Dia de los Muertos

SANDE LOLLIS

by Carla Romero

Hang on for a minute...we're trying to find some more stories you might like.


Email This Story






During the last days of October, people in Mexico begin to prepare for an important visit. For generations, food, pictures, flowers, crucifixes, colorful skulls and mementos have been used to decorate altars that commemorate loved ones who have passed on. Legend and tradition tell that during the first two days of November, the dead return to the mortal world to visit those they have left behind and join in on a celebration of life and death.

“It’s not a negative thing; it’s not a sad thing. You’re remembering people you love and you’re not grieving, you’re remembering,” Save Our Heritage Organization Education and Communications Director Alana Coons said.

The fourth annual Old Town San Diego’s Dia de los Muertos will take place Nov. 1-2 from 1-9 p.m. SOHO and Cafe Coyote are producing the event that aims to educate and bring awareness to an important cultural event for San Diego’s Hispanic and Latino community.

Old Town is a melting pot of cultures whose diversity stems from settlements by Native Americans, Spaniards, Mexicans and Americans. Coons wholeheartedly believes that the Dia de los Muertos celebration is a great way to highlight an important cultural event for the San Diego’s Hispanic and Latino community.

During the event’s first year, Coons received feedback from visitors who thanked her for putting on an event that celebrated their heritage.

“A woman was telling me how important this event was to her and her family,” Coons said. “A lot of this culture had been lost since living in America, and she started crying and said, ‘This is just magical for us, this means so much to us. Thank you for doing this.’”

Following the success of the first year, the event has grown astronomically and now expects 50,000 attendees for both days this year.

The event features 49 altars created by businesses and organizations in Old Town. Docents will be present at each altar to explain its significance and meaning.
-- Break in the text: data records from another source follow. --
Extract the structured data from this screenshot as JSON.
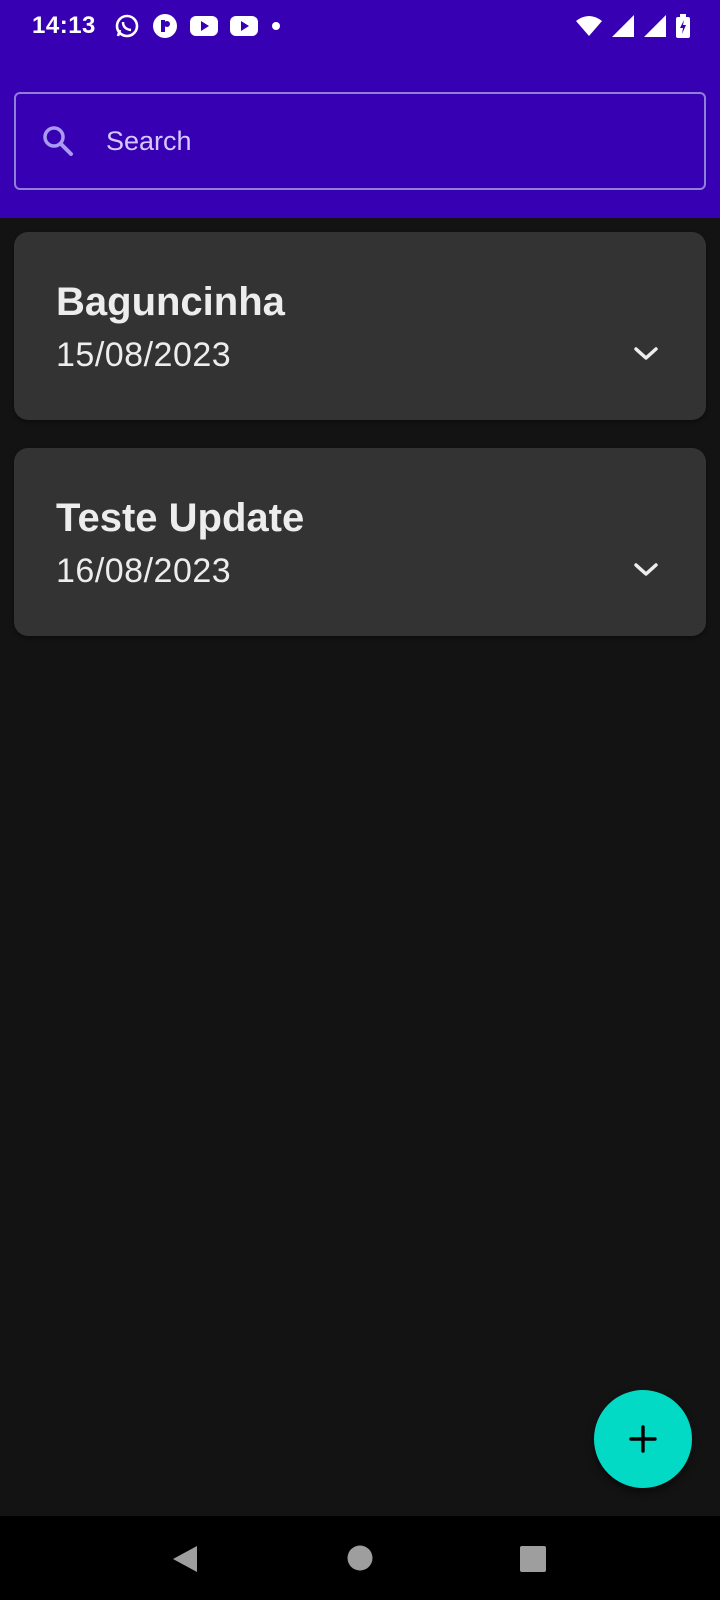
{
  "colors": {
    "accent": "#3700b3",
    "background": "#131313",
    "card": "#333333",
    "fab": "#03dac5"
  },
  "status_bar": {
    "time": "14:13",
    "left_icons": [
      "whatsapp-icon",
      "app-icon",
      "youtube-icon",
      "youtube-icon",
      "dot-icon"
    ],
    "right_icons": [
      "wifi-icon",
      "signal-icon",
      "signal-icon",
      "battery-icon"
    ]
  },
  "search": {
    "placeholder": "Search",
    "value": "",
    "icon": "search-icon"
  },
  "notes": [
    {
      "title": "Baguncinha",
      "date": "15/08/2023"
    },
    {
      "title": "Teste Update",
      "date": "16/08/2023"
    }
  ],
  "fab": {
    "icon": "plus-icon"
  },
  "nav_bar": {
    "icons": [
      "back-icon",
      "home-icon",
      "recents-icon"
    ]
  }
}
Altars may be traditional or modern, and may reflect the personality of those who built it. Traditionally, altars are decorated with cempasuchil flowers, or orange marigolds that are said to guide the dead back home.

 

10_31_13_DayoftheDead_SandiLollis2
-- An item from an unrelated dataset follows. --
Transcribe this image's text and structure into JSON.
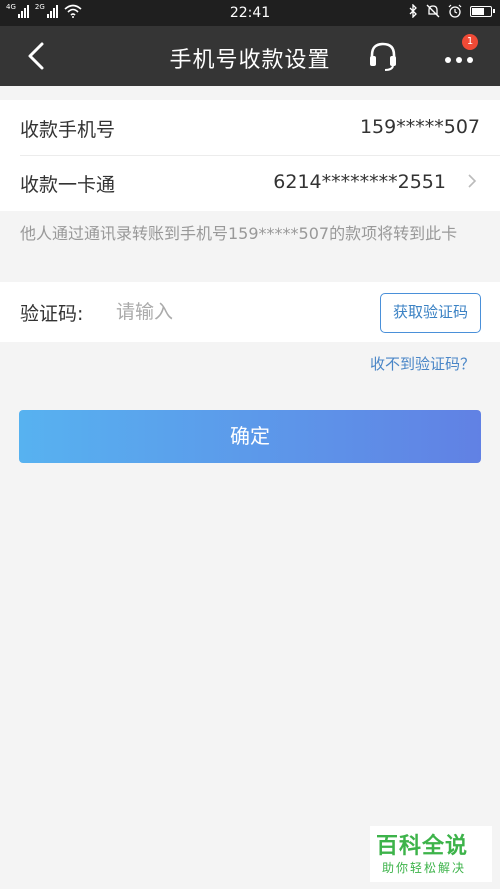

The holiday is chock-full of traditions that anyone can participate in. Dia de los Muertos is a cause for celebration, and tradition calls for an abundance of food—from sweet bread of the dead to hot chocolate and hearty tamales. The food is essentially prepared as an offering to the dead, but the living get to enjoy the tasty treats, as well.

Mexico’s Dia de los Muertos is usually related to images of colorful skeletons, made popular by the political cartoonist Jose Guadalupe Posada. He created “La Calavera de la Catrina,” one of the most popular skeleton cartoons related to this holiday, as a satire of high society during the time of the Mexican Revolution in the early 1900s. One of the largest altars on display at the celebration will commemorate the 100th anniversary of Posada’s death.

Although the holiday is often incorrectly associated with Halloween, it’s a completely separate event. Dia de los Muertos is strictly a celebration where the living pray for and remember the dead and welcome them back for a night. The celebration in Old Town features music, dancing, face painting, singing, art and other activities to enhance the sentiment.

On the night of Nov. 2, visitors will be given a cempasuchil flower and candlestick for the candlelight procession to El Campo Santo Cemetery at the end of San Diego Avenue. The thousands of visitors will light the way to the cemetery, starting from the Old Town San Diego State Park and walking several blocks while singing “Las Calaveras.” A large public altar will be set up at the cemetery where anyone can leave pictures, messages and mementos for their departed loved ones.

The Tour of Altars and most workshops at the event are free, and some businesses will be handing out complimentary hot chocolate and mini churros. Although street parking is free at Old Town, Coons recommends SDSU students take public transit to the Dia de los Muertos celebration to avoid traffic and enjoy the festivities.

Photos by Sandi Lollis.

Print Friendly, PDF & Email